If I get any black and white kids, then Frasier's second Agouti allele is for black. Black is all Molly carries, so it's all she can pass on. Since black is recessive, a black kid would need two copies of the allele to be black, and that second copy would have to come from Frasier.

I should get around 50% buckskin kids, since any kid that inherits Frasier's buckskin allele will be buckskin, as it's dominant over black. If I get any pattern other than buckskin, then that pattern is what's on Frasier's second Agouti allele.
So what were the results?


In two matings, we got three black and white kids and one buckskin. All kids had a white star. Two had white belting. All had some degree of frosting. One had roaning. So we now know that Frasier caries the A a Agouti locus allele for black.
The buckskin kid is interesting because of her dark red coloration, somewhat similar to her paternal grandfather. As mentioned earlier, it is possible that modifier genes are responsible for the intensity of the red coloration.

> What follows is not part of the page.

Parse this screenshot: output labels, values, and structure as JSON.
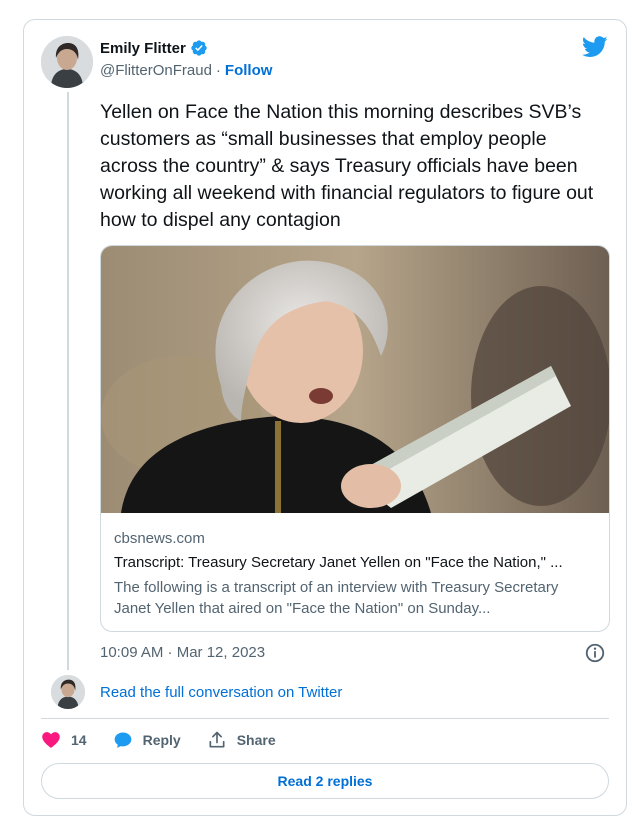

What are the practical implications of all of this?
• First of all, black animals bred to black animals will produce only black animals (with the extremely rare exception of .breeding two goats carrying recessive red on the B or E locus)
• Chocolate animals bred to chocolate animals will produce only chocolate and possibly black animals (with the extremely rare exception of .breeding two goats carrying recessive red on the B or E locus)
• Randomly spotted animals bred to randomly spotted animals will produce only spotted offspring.
• Animals that are solid white, tan or red can carry but not express other patterns on the Agouti locus. If bred to a black or chocolate animal, these patterns may be expressed in the offspring.
• Animals that are largely tan may be masking an Agouti locus pattern with less tan.
• Any non-black animal bred to a black animal who produces black offspring carries the A a (black) Agouti allele.
• The best way to determine if an animal carries but does not express a particular pattern is to breed that animal to a black (preferably solid black) animal.